━━━━━ Information supplied
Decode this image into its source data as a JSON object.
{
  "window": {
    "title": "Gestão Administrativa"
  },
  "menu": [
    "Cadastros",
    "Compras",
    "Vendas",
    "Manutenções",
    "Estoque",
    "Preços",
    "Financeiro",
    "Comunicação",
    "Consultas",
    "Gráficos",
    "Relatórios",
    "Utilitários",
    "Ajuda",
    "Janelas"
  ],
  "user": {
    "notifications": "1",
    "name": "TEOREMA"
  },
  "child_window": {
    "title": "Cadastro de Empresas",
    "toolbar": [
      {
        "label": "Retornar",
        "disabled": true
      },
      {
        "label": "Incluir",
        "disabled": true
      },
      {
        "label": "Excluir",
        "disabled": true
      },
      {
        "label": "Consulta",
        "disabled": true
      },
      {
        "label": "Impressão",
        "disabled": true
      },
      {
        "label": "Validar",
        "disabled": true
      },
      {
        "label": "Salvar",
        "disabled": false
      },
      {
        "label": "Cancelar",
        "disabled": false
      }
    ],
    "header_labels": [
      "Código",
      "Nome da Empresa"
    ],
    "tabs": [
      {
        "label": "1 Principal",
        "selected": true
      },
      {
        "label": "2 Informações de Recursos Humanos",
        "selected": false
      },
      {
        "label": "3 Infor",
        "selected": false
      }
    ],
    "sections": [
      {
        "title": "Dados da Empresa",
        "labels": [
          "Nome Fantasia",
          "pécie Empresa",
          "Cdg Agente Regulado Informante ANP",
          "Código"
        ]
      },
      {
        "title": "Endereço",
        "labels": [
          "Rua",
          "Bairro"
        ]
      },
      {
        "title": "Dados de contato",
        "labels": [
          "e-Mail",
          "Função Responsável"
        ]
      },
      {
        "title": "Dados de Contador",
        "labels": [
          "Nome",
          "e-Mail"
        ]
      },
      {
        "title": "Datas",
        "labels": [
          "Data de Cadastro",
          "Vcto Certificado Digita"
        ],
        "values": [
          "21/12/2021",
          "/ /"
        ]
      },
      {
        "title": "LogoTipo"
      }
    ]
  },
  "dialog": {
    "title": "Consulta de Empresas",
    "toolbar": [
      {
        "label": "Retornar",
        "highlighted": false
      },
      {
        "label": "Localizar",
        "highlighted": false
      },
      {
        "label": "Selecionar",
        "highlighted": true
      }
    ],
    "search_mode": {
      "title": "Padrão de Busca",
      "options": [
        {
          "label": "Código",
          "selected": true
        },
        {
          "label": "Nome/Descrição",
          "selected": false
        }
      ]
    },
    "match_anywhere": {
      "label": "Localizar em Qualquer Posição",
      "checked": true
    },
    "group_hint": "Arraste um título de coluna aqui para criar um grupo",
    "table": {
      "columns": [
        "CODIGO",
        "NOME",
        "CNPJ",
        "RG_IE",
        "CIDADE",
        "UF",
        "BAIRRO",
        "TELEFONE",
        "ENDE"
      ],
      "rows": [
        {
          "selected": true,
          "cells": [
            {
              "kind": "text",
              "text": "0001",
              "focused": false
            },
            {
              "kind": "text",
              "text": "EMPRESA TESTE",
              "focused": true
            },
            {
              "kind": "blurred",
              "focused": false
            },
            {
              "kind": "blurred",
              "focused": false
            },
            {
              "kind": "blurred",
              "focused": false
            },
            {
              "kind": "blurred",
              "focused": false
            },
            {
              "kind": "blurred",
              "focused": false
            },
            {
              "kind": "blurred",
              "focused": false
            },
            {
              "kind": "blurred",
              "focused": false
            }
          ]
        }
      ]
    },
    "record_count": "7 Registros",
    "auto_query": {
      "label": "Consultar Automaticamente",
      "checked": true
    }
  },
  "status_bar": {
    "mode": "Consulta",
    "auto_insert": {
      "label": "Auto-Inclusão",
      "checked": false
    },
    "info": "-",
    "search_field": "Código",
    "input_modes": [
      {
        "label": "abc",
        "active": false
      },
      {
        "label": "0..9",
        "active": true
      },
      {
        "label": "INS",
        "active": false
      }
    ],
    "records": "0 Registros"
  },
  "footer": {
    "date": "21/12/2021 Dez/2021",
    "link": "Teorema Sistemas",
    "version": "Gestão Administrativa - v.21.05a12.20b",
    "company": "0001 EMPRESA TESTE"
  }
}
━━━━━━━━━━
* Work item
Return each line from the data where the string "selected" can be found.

* The answer
        "selected": true
        "selected": false
        "selected": false
          "selected": true
          "selected": false
          "selected": true,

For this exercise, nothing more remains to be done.